→ **Task directions**:
From the listing below, extract every line in which the word "title" appears.

+++++

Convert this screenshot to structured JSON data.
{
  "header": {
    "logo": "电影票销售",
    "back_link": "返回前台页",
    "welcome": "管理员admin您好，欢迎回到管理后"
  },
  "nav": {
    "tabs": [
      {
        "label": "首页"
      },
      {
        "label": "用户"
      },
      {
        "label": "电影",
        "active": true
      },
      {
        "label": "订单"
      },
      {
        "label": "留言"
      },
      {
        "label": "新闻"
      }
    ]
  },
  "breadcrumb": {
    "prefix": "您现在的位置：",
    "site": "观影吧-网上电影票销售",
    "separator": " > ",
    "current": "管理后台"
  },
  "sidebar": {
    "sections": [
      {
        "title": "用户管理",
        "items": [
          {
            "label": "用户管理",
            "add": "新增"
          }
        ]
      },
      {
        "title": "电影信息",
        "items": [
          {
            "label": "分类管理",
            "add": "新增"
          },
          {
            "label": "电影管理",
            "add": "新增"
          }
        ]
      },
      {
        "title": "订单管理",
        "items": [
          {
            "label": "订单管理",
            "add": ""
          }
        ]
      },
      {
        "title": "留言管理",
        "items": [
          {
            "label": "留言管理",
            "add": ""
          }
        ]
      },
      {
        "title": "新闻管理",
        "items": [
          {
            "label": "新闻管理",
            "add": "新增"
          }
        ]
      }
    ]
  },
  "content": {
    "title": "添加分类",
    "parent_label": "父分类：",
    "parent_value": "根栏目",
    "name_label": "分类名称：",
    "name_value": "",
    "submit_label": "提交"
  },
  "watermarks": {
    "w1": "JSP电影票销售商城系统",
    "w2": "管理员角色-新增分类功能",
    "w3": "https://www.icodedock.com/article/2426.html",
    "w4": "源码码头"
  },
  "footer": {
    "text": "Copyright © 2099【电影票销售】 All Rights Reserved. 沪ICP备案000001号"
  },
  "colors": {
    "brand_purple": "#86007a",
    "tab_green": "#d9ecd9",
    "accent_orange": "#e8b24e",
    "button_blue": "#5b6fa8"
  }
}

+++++

→ **Solution for this exercise**:
        "title": "用户管理",
        "title": "电影信息",
        "title": "订单管理",
        "title": "留言管理",
        "title": "新闻管理",
    "title": "添加分类",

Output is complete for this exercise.